‘I can’t help myself.’

‘Let go, or I’ll bite!’ she spat.

He laughed.

She frowned. Muscles clenching, contracting into themselves, her limbs flattened and shrank. Her skin thickened like armour. Power flowed through her, and her scaly tail flicked. His laugh faltered as she widened her jaw, incisors gleaming. He jumped, but she was upon him, sinking teeth into his arm.

While his blood muddied the water, she submerged, holding him fast, rolling around his flapping body in a lugubrious twist. Finally, she released his floppy torso and crawled out, basking in the pine-scented air until she felt herself again. She dressed and left the forest without looking back.


About the author: Helen Chambers enjoys writing flash and short fiction, walking, and taking part in Open Air Shakespeare productions. She won the Fish Short Story Competition 2018, the Felixstowe Short Story Prize in 2016, and the Hysteria Flash Fiction Prize in 2014, as well as reaching other short and long lists for her work. She has an MA in Creative Writing from the University of Essex and blogs at

It Starts Here by Dave Murray

It Starts Here

Dave Murray

He believed the world would stop spinning when she walked away. She wanted to press her hand to the globe until the friction set her fingers on fire. He watched the earth burn in fiery sunsets and raging dawns. She sang to the icy rain until it doused the fire within.

He picked up a knife, spread his fingers wide in a fan and stabbed each gap, willing himself to draw blood but scared of the piercing pain. She dragged her fingers along narrow alleys feeling the reassuring heat of the friction, grimacing every time her skin punctured open, tiny traces of coagulated blood scarring the surface like breadcrumbs to mark her path.

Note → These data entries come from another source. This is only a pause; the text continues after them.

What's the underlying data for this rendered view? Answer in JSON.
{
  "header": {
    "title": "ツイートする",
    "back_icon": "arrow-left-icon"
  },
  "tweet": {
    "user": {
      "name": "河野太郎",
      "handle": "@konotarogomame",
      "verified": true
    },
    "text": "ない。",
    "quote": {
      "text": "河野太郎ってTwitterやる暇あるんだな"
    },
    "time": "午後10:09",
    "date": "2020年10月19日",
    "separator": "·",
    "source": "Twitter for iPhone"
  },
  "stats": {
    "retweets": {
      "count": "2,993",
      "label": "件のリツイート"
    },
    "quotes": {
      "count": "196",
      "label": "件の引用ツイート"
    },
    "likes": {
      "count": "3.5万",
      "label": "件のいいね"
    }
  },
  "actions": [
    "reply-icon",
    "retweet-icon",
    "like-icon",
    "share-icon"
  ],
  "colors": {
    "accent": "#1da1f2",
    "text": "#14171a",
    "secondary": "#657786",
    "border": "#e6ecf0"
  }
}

She knew she would never return this way.

They sat on opposite mountain tops where the air is thin, setting fire to love letters until the flames burnt their fingers, watching the smoke ripple and rise in the air. ‘Look what you’ve made me do,’ they sang to each other. ‘Look what you’ve made me do.’


About the author: Dave Murray writes flash fiction, poetry and plays based on the world he hears on the streets of the city, the trains he regularly takes, and the social, environmental and scientific issues he hears in the media. He has had short plays performed in Manchester and London, braved open mic in Manchester, Macclesfield and Reading, and has several pieces of poetry and flash fiction published.